→ PROBLEM STATEMENT
Each entry that follows should be given again word for word; please leave out its pictures.

[Start of Attachment]

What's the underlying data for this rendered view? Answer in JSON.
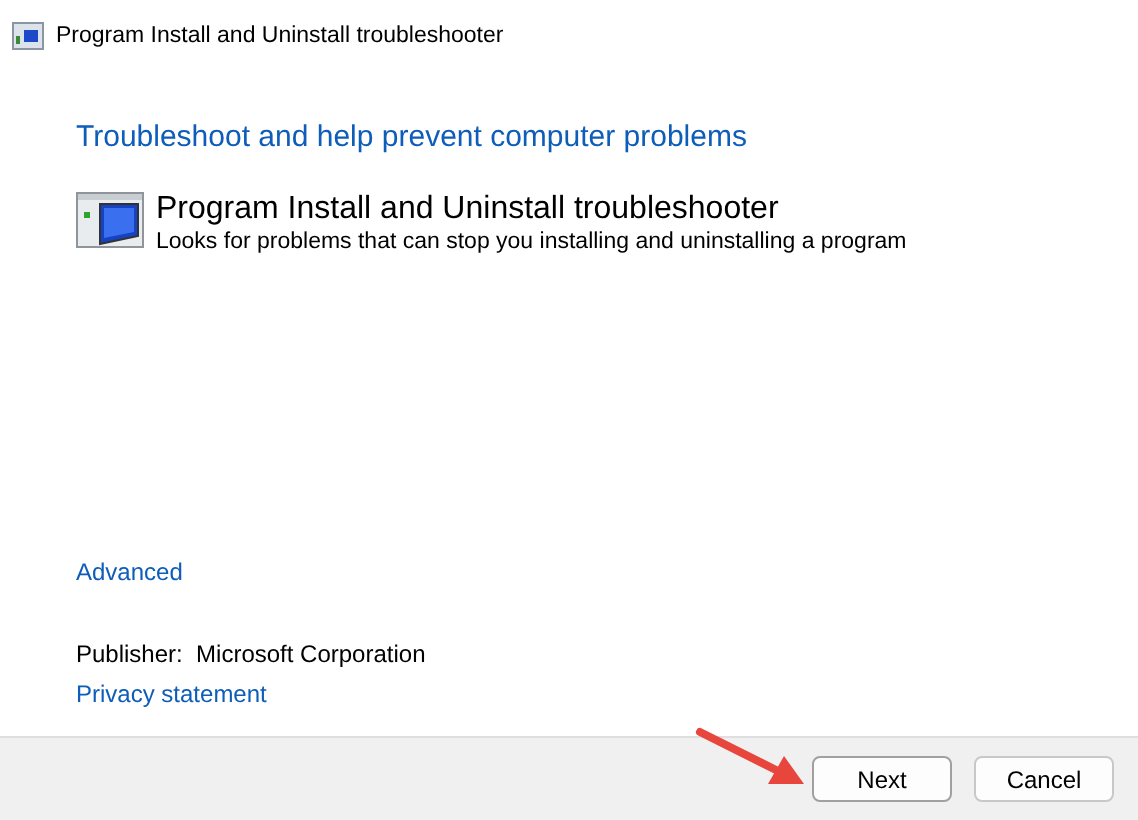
{
  "window": {
    "title": "Program Install and Uninstall troubleshooter"
  },
  "heading": "Troubleshoot and help prevent computer problems",
  "troubleshooter": {
    "name": "Program Install and Uninstall troubleshooter",
    "description": "Looks for problems that can stop you installing and uninstalling a program"
  },
  "advanced_link": "Advanced",
  "publisher": {
    "label": "Publisher:",
    "value": "Microsoft Corporation"
  },
  "privacy_link": "Privacy statement",
  "buttons": [
    {
      "label": "Next",
      "highlighted": true
    },
    {
      "label": "Cancel",
      "highlighted": false
    }
  ]
}
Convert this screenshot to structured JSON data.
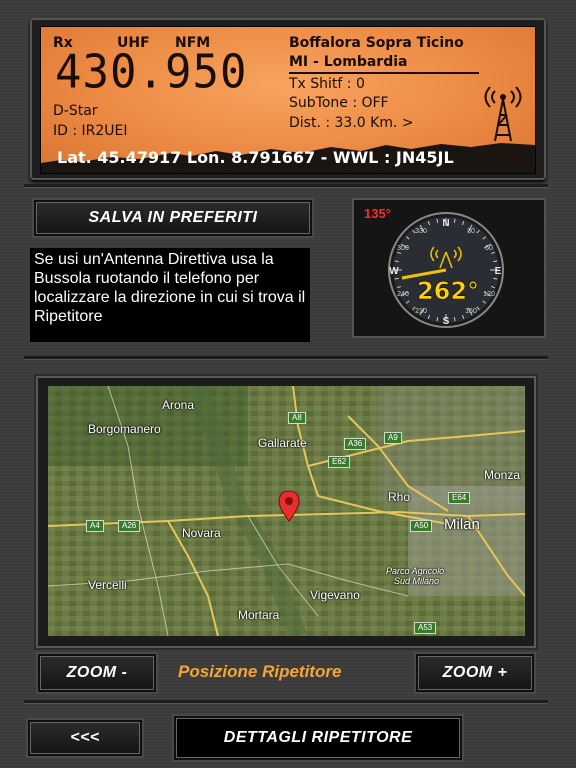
{
  "lcd": {
    "rx": "Rx",
    "band": "UHF",
    "mode": "NFM",
    "frequency": "430.950",
    "digital_mode": "D-Star",
    "id_line": "ID : IR2UEI",
    "location_line1": "Boffalora Sopra Ticino",
    "location_line2": "MI - Lombardia",
    "tx_shift": "Tx Shitf : 0",
    "subtone": "SubTone : OFF",
    "distance": "Dist. : 33.0 Km. >",
    "coordinates": "Lat. 45.47917  Lon. 8.791667 - WWL : JN45JL",
    "tower_icon": "radio-tower-icon"
  },
  "buttons": {
    "save_favorites": "SALVA IN PREFERITI",
    "zoom_out": "ZOOM -",
    "zoom_in": "ZOOM +",
    "back": "<<<",
    "details": "DETTAGLI RIPETITORE"
  },
  "info_text": "Se usi un'Antenna Direttiva usa la Bussola ruotando il telefono per localizzare la direzione in cui si trova il Ripetitore",
  "compass": {
    "phone_heading": "135°",
    "bearing": "262°",
    "cardinals": {
      "n": "N",
      "e": "E",
      "s": "S",
      "w": "W"
    },
    "ticks": [
      "30",
      "60",
      "120",
      "150",
      "210",
      "240",
      "300",
      "330"
    ],
    "colors": {
      "bearing": "#ffd000",
      "heading": "#ff2a2a"
    }
  },
  "map": {
    "cities": [
      "Arona",
      "Borgomanero",
      "Gallarate",
      "Monza",
      "Rho",
      "Milan",
      "Novara",
      "Vercelli",
      "Vigevano",
      "Mortara",
      "Parco Agricolo",
      "Sud Milano"
    ],
    "roads": [
      "A8",
      "A36",
      "A9",
      "E62",
      "A4",
      "A26",
      "E64",
      "A50",
      "A53"
    ],
    "marker_icon": "map-pin-icon"
  },
  "map_caption": "Posizione Ripetitore",
  "colors": {
    "lcd": "#ec8a44",
    "caption": "#f0a63a",
    "background": "#3b3b3b"
  }
}
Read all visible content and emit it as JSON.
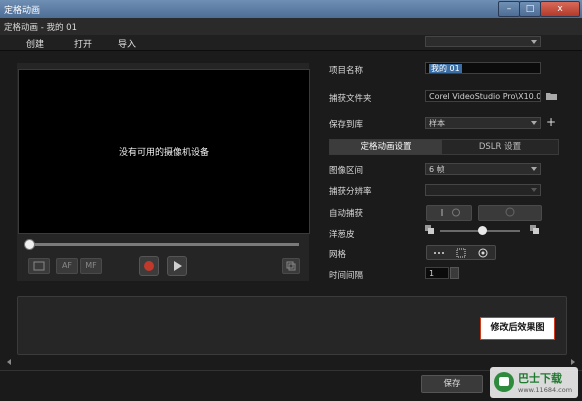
{
  "window": {
    "title": "定格动画",
    "minimize": "–",
    "maximize": "□",
    "close": "x"
  },
  "subheader": {
    "project_path": "定格动画 - 我的 01"
  },
  "menu": {
    "items": [
      "创建",
      "打开",
      "导入"
    ]
  },
  "preview": {
    "message": "没有可用的摄像机设备"
  },
  "controls": {
    "btn_af": "AF",
    "btn_mf": "MF"
  },
  "settings": {
    "project_name_label": "项目名称",
    "project_name_value": "我的 01",
    "capture_folder_label": "捕获文件夹",
    "capture_folder_value": "Corel VideoStudio Pro\\X10.0\\",
    "save_to_label": "保存到库",
    "save_to_value": "样本",
    "tabs": [
      "定格动画设置",
      "DSLR 设置"
    ],
    "image_duration_label": "图像区间",
    "image_duration_value": "6 帧",
    "capture_resolution_label": "捕获分辨率",
    "capture_resolution_value": "",
    "auto_capture_label": "自动捕获",
    "onion_skin_label": "洋葱皮",
    "grid_label": "网格",
    "interval_label": "时间间隔",
    "interval_value": "1"
  },
  "caption": "修改后效果图",
  "footer": {
    "ok_label": "保存"
  },
  "watermark": {
    "text": "巴士下载",
    "url": "www.11684.com"
  },
  "colors": {
    "accent_select": "#3a6ea5",
    "caption_border": "#d23a1a",
    "record_red": "#c0392b"
  }
}
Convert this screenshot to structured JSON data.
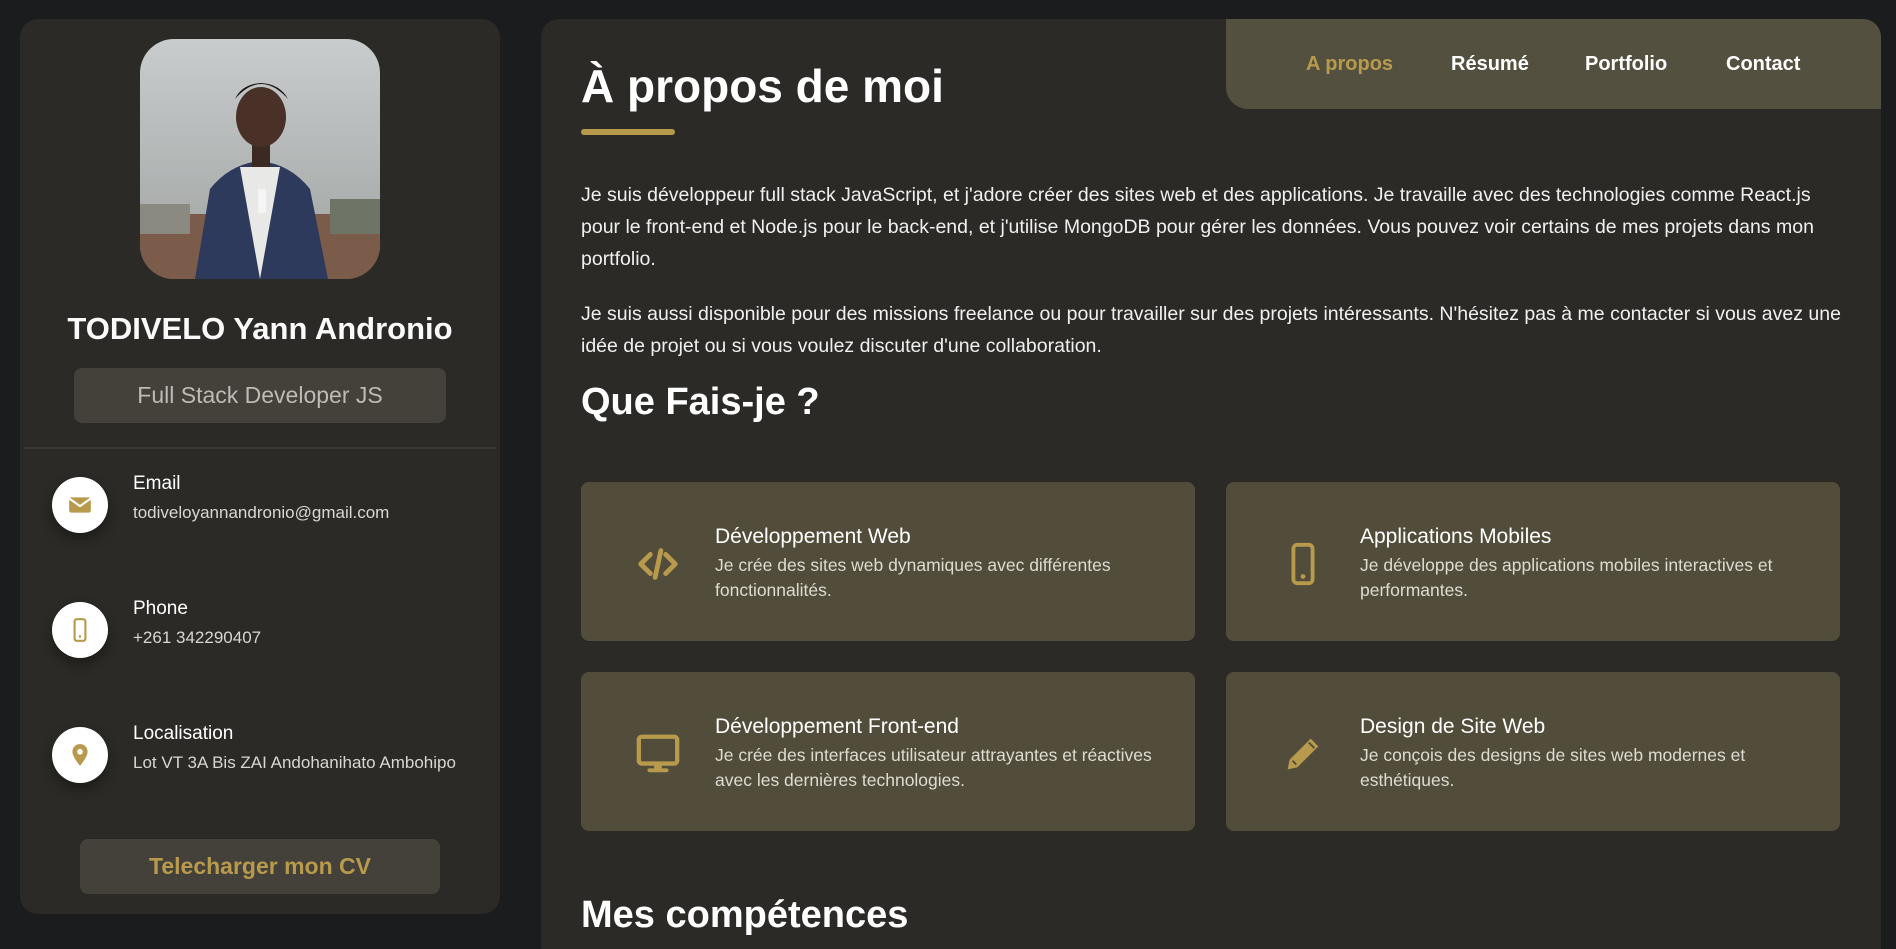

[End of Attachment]

→ EXERCISE RESULT
What's the underlying data for this rendered view? Answer in JSON.
{
  "window": {
    "title": "Program Install and Uninstall troubleshooter"
  },
  "heading": "Troubleshoot and help prevent computer problems",
  "troubleshooter": {
    "name": "Program Install and Uninstall troubleshooter",
    "description": "Looks for problems that can stop you installing and uninstalling a program"
  },
  "advanced_link": "Advanced",
  "publisher": {
    "label": "Publisher:",
    "value": "Microsoft Corporation"
  },
  "privacy_link": "Privacy statement",
  "buttons": [
    {
      "label": "Next",
      "highlighted": true
    },
    {
      "label": "Cancel",
      "highlighted": false
    }
  ]
}
Convert this screenshot to structured JSON data.
{
  "lcd": {
    "rx": "Rx",
    "band": "UHF",
    "mode": "NFM",
    "frequency": "430.950",
    "digital_mode": "D-Star",
    "id_line": "ID : IR2UEI",
    "location_line1": "Boffalora Sopra Ticino",
    "location_line2": "MI - Lombardia",
    "tx_shift": "Tx Shitf : 0",
    "subtone": "SubTone : OFF",
    "distance": "Dist. : 33.0 Km. >",
    "coordinates": "Lat. 45.47917  Lon. 8.791667 - WWL : JN45JL",
    "tower_icon": "radio-tower-icon"
  },
  "buttons": {
    "save_favorites": "SALVA IN PREFERITI",
    "zoom_out": "ZOOM -",
    "zoom_in": "ZOOM +",
    "back": "<<<",
    "details": "DETTAGLI RIPETITORE"
  },
  "info_text": "Se usi un'Antenna Direttiva usa la Bussola ruotando il telefono per localizzare la direzione in cui si trova il Ripetitore",
  "compass": {
    "phone_heading": "135°",
    "bearing": "262°",
    "cardinals": {
      "n": "N",
      "e": "E",
      "s": "S",
      "w": "W"
    },
    "ticks": [
      "30",
      "60",
      "120",
      "150",
      "210",
      "240",
      "300",
      "330"
    ],
    "colors": {
      "bearing": "#ffd000",
      "heading": "#ff2a2a"
    }
  },
  "map": {
    "cities": [
      "Arona",
      "Borgomanero",
      "Gallarate",
      "Monza",
      "Rho",
      "Milan",
      "Novara",
      "Vercelli",
      "Vigevano",
      "Mortara",
      "Parco Agricolo",
      "Sud Milano"
    ],
    "roads": [
      "A8",
      "A36",
      "A9",
      "E62",
      "A4",
      "A26",
      "E64",
      "A50",
      "A53"
    ],
    "marker_icon": "map-pin-icon"
  },
  "map_caption": "Posizione Ripetitore",
  "colors": {
    "lcd": "#ec8a44",
    "caption": "#f0a63a",
    "background": "#3b3b3b"
  }
}
Read all visible content and emit it as JSON.
{
  "window": {
    "title": "定格动画",
    "minimize": "–",
    "maximize": "□",
    "close": "x"
  },
  "subheader": {
    "project_path": "定格动画 - 我的 01"
  },
  "menu": {
    "items": [
      "创建",
      "打开",
      "导入"
    ]
  },
  "preview": {
    "message": "没有可用的摄像机设备"
  },
  "controls": {
    "btn_af": "AF",
    "btn_mf": "MF"
  },
  "settings": {
    "project_name_label": "项目名称",
    "project_name_value": "我的 01",
    "capture_folder_label": "捕获文件夹",
    "capture_folder_value": "Corel VideoStudio Pro\\X10.0\\",
    "save_to_label": "保存到库",
    "save_to_value": "样本",
    "tabs": [
      "定格动画设置",
      "DSLR 设置"
    ],
    "image_duration_label": "图像区间",
    "image_duration_value": "6 帧",
    "capture_resolution_label": "捕获分辨率",
    "capture_resolution_value": "",
    "auto_capture_label": "自动捕获",
    "onion_skin_label": "洋葱皮",
    "grid_label": "网格",
    "interval_label": "时间间隔",
    "interval_value": "1"
  },
  "caption": "修改后效果图",
  "footer": {
    "ok_label": "保存"
  },
  "watermark": {
    "text": "巴士下载",
    "url": "www.11684.com"
  },
  "colors": {
    "accent_select": "#3a6ea5",
    "caption_border": "#d23a1a",
    "record_red": "#c0392b"
  }
}
Convert this screenshot to structured JSON data.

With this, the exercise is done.